JIS News

Story Highlights

  • The Government is investing millions of dollars in the upgrading of water systems in the eastern and western sections of Portland in order to meet growing demand and ensure adequate supply for citizens, particularly during dry periods.
  • Works are being undertaken at Banana Ridge, Charles Town/Kildare, Crystal Spring, New Eden, Stony Hill, Cornwall Barracks and Islington/Nonsuch.
  • The projects are being implemented by Rural Water Supply Limited (RWSL) and the National Water Commission (NWC), and include installation and repair of water tanks, and replacement of pipes and fixtures.

The Government is investing millions of dollars in the upgrading of water systems in the eastern and western sections of Portland in order to meet growing demand and ensure adequate supply for citizens, particularly during dry periods.

Works are being undertaken at Banana Ridge, Charles Town/Kildare, Crystal Spring, New Eden, Stony Hill, Cornwall Barracks and Islington/Nonsuch.

The projects are being implemented by Rural Water Supply Limited (RWSL) and the National Water Commission (NWC), and include installation and repair of water tanks, and replacement of pipes and fixtures.

Ministers without Portfolio in the Ministry of Economic Growth and Job Creation Senator the Hon. Pearnel Charles Jr. and Hon. Daryl Vaz, toured the projects on Thursday (January 29) to get a first-hand look at the scope of works being undertaken.

At Charles Town/Kildare, a 100,000-gallon water tank has been installed at a cost of approximately US$250,000 under the NWC’s Tank and Pump Programme.

Minister Charles Jr. said that old water pipes serving the system are being replaced.

“We know that the Charles Town pipes leading from the well to Kildare are old asbestos cement pipes and those need to be replaced, so the ongoing contract now is for the replacement of those pipes with ductile iron pipes. That’s going to be at a cost of $38 million to lay the pipes; $65 million for the entire project, including the supply of the pipes,” he said.

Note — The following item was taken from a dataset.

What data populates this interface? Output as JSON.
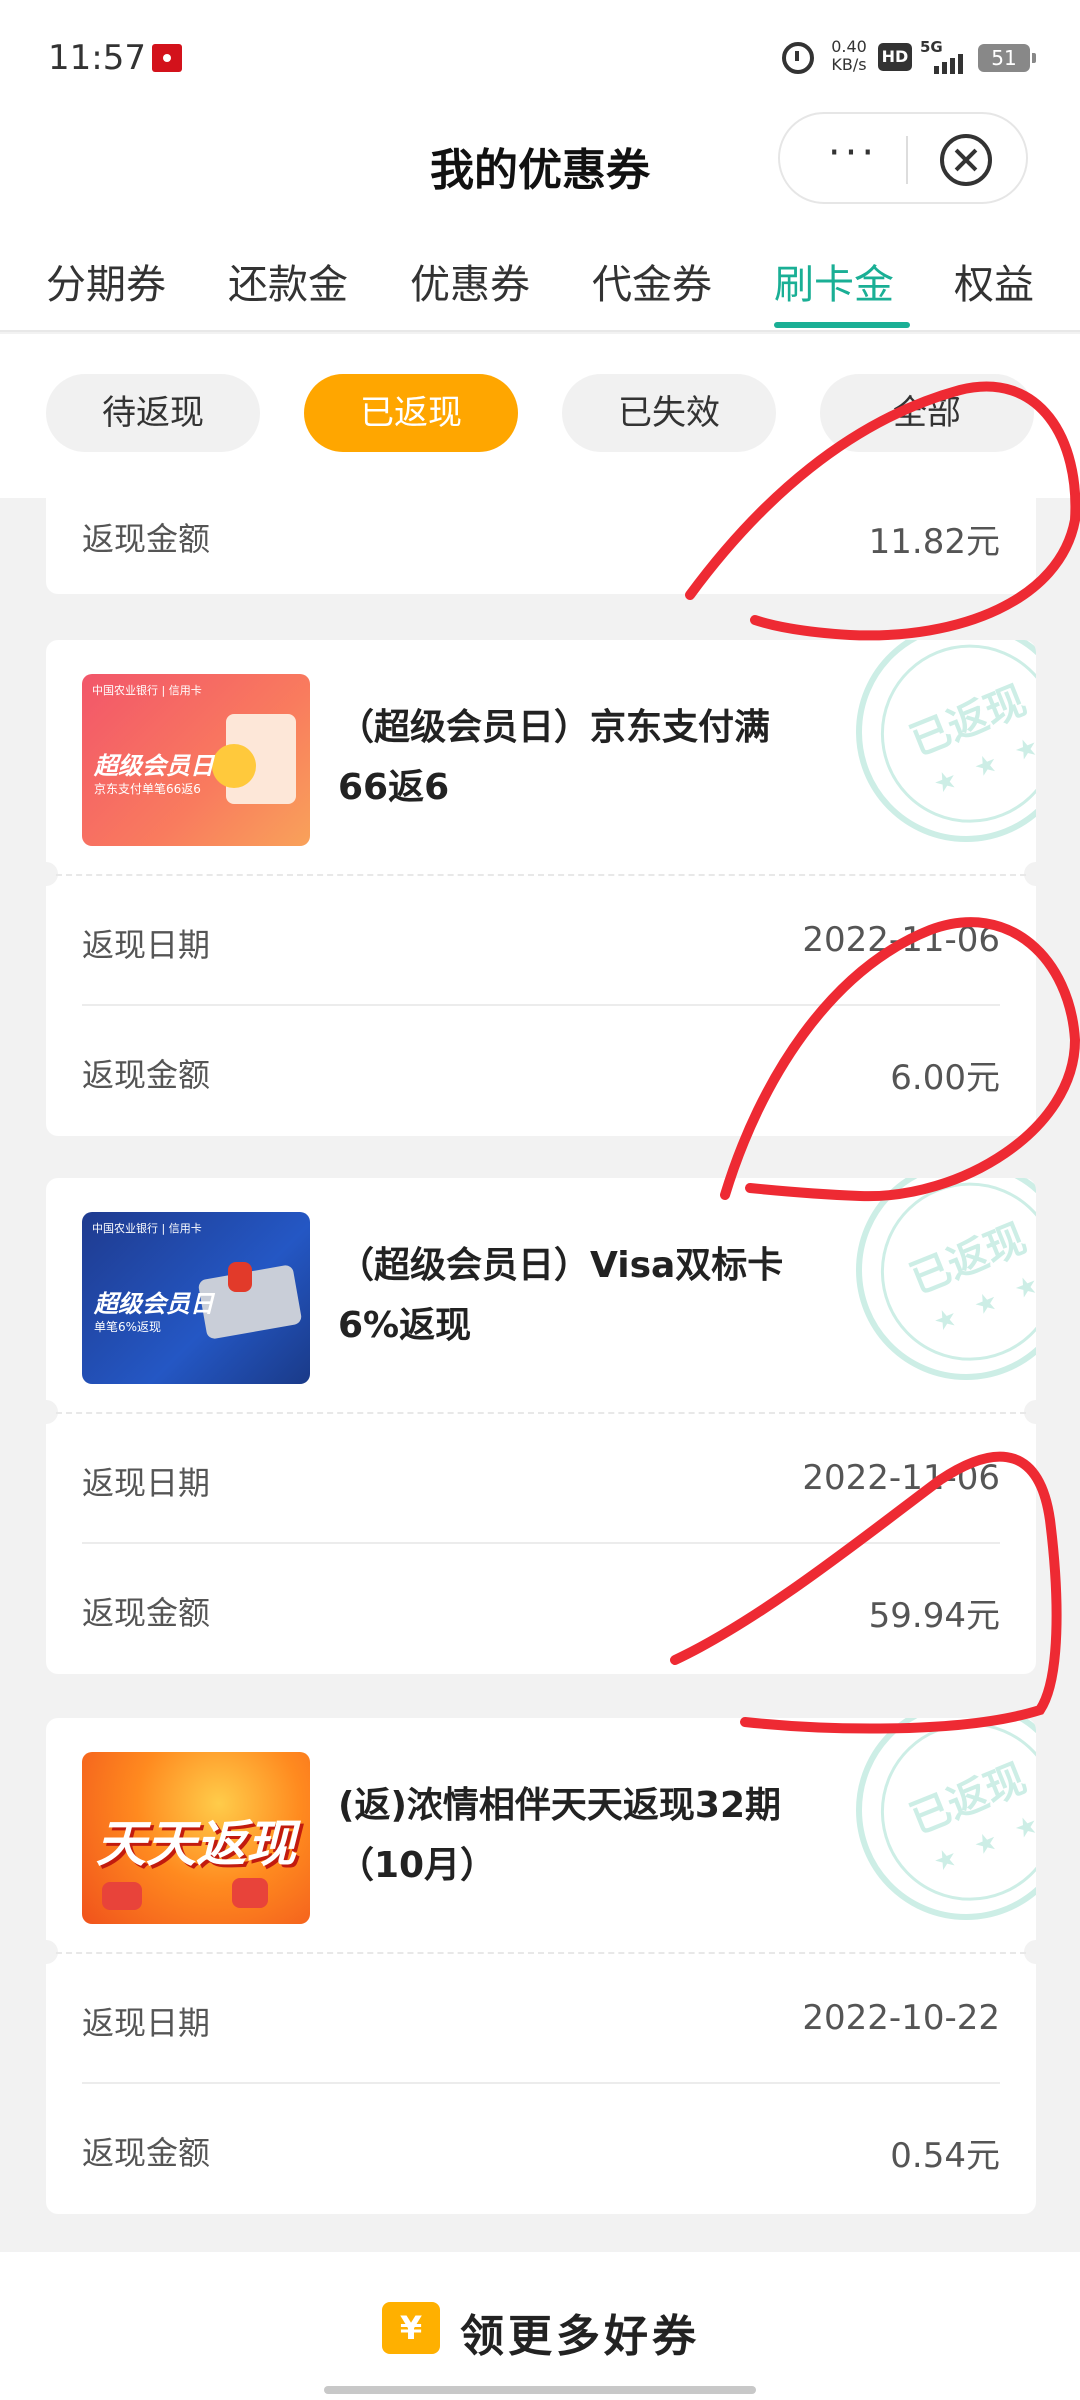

Minister Charles Jr. said that the work being done will ensure that there is continuous water supply for the residents served by the system.

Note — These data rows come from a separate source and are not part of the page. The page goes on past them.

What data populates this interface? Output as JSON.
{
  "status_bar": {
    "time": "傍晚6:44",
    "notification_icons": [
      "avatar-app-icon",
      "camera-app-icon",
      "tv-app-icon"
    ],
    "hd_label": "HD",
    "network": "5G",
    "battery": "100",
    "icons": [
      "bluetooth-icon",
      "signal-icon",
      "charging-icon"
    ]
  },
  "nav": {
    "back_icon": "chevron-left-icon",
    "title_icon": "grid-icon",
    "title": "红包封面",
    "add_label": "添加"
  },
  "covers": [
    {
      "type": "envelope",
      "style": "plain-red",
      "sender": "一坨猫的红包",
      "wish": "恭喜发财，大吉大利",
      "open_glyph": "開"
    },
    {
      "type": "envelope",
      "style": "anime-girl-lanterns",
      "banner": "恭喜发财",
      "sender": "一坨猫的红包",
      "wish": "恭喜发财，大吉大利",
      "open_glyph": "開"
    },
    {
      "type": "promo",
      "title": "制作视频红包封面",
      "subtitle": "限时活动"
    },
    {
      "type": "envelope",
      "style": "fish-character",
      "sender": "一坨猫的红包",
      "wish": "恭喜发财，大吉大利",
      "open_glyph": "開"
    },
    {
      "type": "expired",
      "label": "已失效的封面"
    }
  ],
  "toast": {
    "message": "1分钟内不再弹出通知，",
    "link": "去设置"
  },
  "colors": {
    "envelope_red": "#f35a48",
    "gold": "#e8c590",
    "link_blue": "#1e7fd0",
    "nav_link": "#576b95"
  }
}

“The investment that is being made by this government for the people, is one that is going to be long-lasting. This is what we want to do across the country,” he said.

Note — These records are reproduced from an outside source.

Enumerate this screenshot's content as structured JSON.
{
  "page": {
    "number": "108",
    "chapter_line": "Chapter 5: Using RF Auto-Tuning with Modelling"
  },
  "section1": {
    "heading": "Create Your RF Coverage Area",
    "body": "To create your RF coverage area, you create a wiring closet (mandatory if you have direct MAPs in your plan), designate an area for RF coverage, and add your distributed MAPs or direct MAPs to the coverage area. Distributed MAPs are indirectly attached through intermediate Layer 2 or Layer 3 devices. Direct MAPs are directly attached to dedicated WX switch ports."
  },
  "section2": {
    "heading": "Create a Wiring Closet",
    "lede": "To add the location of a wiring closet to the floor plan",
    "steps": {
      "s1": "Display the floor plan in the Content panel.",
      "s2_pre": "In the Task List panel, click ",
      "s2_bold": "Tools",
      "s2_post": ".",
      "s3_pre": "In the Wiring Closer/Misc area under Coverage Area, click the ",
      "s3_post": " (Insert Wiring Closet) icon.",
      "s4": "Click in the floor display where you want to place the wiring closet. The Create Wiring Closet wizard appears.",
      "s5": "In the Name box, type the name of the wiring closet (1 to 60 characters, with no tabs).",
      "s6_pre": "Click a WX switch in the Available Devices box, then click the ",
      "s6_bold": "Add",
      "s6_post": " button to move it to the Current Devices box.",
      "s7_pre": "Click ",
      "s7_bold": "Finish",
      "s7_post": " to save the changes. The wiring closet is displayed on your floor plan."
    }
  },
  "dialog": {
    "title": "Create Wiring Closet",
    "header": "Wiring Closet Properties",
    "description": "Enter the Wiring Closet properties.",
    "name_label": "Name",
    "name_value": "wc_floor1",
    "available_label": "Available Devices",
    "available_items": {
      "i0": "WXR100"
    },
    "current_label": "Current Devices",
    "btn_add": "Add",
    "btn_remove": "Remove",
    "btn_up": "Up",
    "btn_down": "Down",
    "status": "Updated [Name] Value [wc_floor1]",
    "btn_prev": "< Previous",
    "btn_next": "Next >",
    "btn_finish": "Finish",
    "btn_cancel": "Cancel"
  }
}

He noted that an evaluation will be one of the entire parish, which was one of the hardest hit by drought conditions in 2019.

“The forecast for this year is no different, so we are taking a proactive approach,” he said.

For his part, Minister Vaz, who is also the Member of Parliament for Western Portland, said that climate change has altered the rainfall pattern in Portland.

“The western end of the island, like Hanover, St. James and Westmoreland, is now getting the bulk of the rainfall, which Portland used to get,” he noted.

“What we are doing here is also in keeping with climate resilience, because the truth is, what we are accustomed to in terms of rainfall, and using rainfall harvesting as the major source of water for the residents of Portland, is no longer, and therefore, projects like this will be for the sustainable future of the parish and of the people,” he pointed out.

Skip to content